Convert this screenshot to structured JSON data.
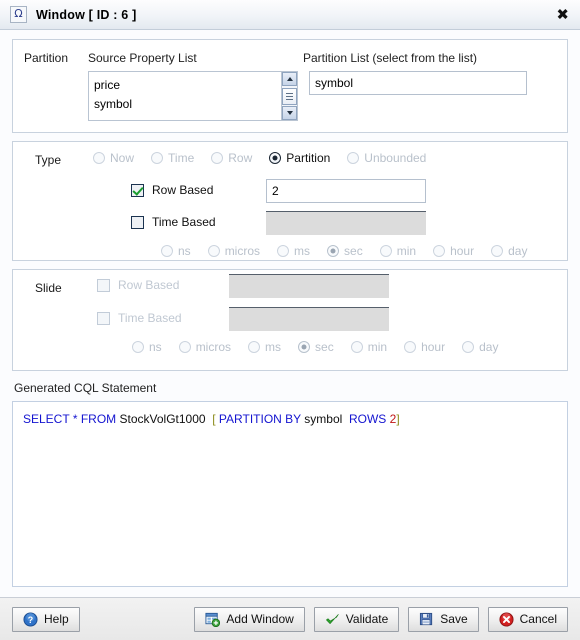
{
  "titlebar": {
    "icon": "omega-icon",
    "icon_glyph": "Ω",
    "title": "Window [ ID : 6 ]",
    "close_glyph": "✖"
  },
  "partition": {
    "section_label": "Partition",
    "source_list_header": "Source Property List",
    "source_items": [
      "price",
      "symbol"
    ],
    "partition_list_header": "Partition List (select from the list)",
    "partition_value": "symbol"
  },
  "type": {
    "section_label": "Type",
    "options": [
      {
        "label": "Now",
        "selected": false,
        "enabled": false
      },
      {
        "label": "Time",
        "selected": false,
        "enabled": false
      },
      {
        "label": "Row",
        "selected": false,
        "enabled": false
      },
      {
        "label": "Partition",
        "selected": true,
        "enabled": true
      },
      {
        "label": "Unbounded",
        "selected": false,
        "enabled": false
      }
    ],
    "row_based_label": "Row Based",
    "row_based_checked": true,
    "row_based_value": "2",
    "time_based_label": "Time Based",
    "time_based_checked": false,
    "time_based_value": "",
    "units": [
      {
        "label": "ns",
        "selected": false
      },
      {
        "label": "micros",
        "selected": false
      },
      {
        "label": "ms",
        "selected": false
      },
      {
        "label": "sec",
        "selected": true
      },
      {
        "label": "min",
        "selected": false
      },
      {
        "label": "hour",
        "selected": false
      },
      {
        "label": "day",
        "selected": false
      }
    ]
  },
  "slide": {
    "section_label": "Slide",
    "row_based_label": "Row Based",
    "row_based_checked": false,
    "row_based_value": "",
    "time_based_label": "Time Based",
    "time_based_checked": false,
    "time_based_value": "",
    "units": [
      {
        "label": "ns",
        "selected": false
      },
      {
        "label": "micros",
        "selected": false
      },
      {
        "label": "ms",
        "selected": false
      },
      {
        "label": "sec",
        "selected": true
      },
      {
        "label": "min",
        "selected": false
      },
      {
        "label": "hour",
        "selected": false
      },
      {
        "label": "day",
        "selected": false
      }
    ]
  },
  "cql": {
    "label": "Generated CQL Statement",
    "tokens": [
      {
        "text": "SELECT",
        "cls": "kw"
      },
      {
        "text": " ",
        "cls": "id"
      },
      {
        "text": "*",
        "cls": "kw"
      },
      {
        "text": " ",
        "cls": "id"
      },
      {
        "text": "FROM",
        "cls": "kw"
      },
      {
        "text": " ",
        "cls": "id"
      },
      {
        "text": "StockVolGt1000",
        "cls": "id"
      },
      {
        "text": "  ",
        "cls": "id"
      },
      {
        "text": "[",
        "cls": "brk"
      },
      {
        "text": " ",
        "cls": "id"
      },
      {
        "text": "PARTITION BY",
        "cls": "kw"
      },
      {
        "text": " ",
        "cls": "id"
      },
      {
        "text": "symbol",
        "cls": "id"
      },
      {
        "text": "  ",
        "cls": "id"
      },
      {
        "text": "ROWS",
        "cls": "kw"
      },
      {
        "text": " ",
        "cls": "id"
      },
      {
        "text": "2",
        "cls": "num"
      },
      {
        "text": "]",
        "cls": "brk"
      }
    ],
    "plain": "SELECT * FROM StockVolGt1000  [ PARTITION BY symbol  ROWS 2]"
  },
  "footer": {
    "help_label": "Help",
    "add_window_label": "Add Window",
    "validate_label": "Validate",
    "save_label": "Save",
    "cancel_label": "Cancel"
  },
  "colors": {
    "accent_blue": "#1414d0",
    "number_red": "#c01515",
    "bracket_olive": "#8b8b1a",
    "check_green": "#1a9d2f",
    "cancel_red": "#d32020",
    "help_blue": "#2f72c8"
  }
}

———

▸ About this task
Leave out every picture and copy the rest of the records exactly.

▸ Task answer
Convert this screenshot to structured JSON data.
{
  "titlebar": {
    "icon": "omega-icon",
    "icon_glyph": "Ω",
    "title": "Window [ ID : 6 ]",
    "close_glyph": "✖"
  },
  "partition": {
    "section_label": "Partition",
    "source_list_header": "Source Property List",
    "source_items": [
      "price",
      "symbol"
    ],
    "partition_list_header": "Partition List (select from the list)",
    "partition_value": "symbol"
  },
  "type": {
    "section_label": "Type",
    "options": [
      {
        "label": "Now",
        "selected": false,
        "enabled": false
      },
      {
        "label": "Time",
        "selected": false,
        "enabled": false
      },
      {
        "label": "Row",
        "selected": false,
        "enabled": false
      },
      {
        "label": "Partition",
        "selected": true,
        "enabled": true
      },
      {
        "label": "Unbounded",
        "selected": false,
        "enabled": false
      }
    ],
    "row_based_label": "Row Based",
    "row_based_checked": true,
    "row_based_value": "2",
    "time_based_label": "Time Based",
    "time_based_checked": false,
    "time_based_value": "",
    "units": [
      {
        "label": "ns",
        "selected": false
      },
      {
        "label": "micros",
        "selected": false
      },
      {
        "label": "ms",
        "selected": false
      },
      {
        "label": "sec",
        "selected": true
      },
      {
        "label": "min",
        "selected": false
      },
      {
        "label": "hour",
        "selected": false
      },
      {
        "label": "day",
        "selected": false
      }
    ]
  },
  "slide": {
    "section_label": "Slide",
    "row_based_label": "Row Based",
    "row_based_checked": false,
    "row_based_value": "",
    "time_based_label": "Time Based",
    "time_based_checked": false,
    "time_based_value": "",
    "units": [
      {
        "label": "ns",
        "selected": false
      },
      {
        "label": "micros",
        "selected": false
      },
      {
        "label": "ms",
        "selected": false
      },
      {
        "label": "sec",
        "selected": true
      },
      {
        "label": "min",
        "selected": false
      },
      {
        "label": "hour",
        "selected": false
      },
      {
        "label": "day",
        "selected": false
      }
    ]
  },
  "cql": {
    "label": "Generated CQL Statement",
    "tokens": [
      {
        "text": "SELECT",
        "cls": "kw"
      },
      {
        "text": " ",
        "cls": "id"
      },
      {
        "text": "*",
        "cls": "kw"
      },
      {
        "text": " ",
        "cls": "id"
      },
      {
        "text": "FROM",
        "cls": "kw"
      },
      {
        "text": " ",
        "cls": "id"
      },
      {
        "text": "StockVolGt1000",
        "cls": "id"
      },
      {
        "text": "  ",
        "cls": "id"
      },
      {
        "text": "[",
        "cls": "brk"
      },
      {
        "text": " ",
        "cls": "id"
      },
      {
        "text": "PARTITION BY",
        "cls": "kw"
      },
      {
        "text": " ",
        "cls": "id"
      },
      {
        "text": "symbol",
        "cls": "id"
      },
      {
        "text": "  ",
        "cls": "id"
      },
      {
        "text": "ROWS",
        "cls": "kw"
      },
      {
        "text": " ",
        "cls": "id"
      },
      {
        "text": "2",
        "cls": "num"
      },
      {
        "text": "]",
        "cls": "brk"
      }
    ],
    "plain": "SELECT * FROM StockVolGt1000  [ PARTITION BY symbol  ROWS 2]"
  },
  "footer": {
    "help_label": "Help",
    "add_window_label": "Add Window",
    "validate_label": "Validate",
    "save_label": "Save",
    "cancel_label": "Cancel"
  },
  "colors": {
    "accent_blue": "#1414d0",
    "number_red": "#c01515",
    "bracket_olive": "#8b8b1a",
    "check_green": "#1a9d2f",
    "cancel_red": "#d32020",
    "help_blue": "#2f72c8"
  }
}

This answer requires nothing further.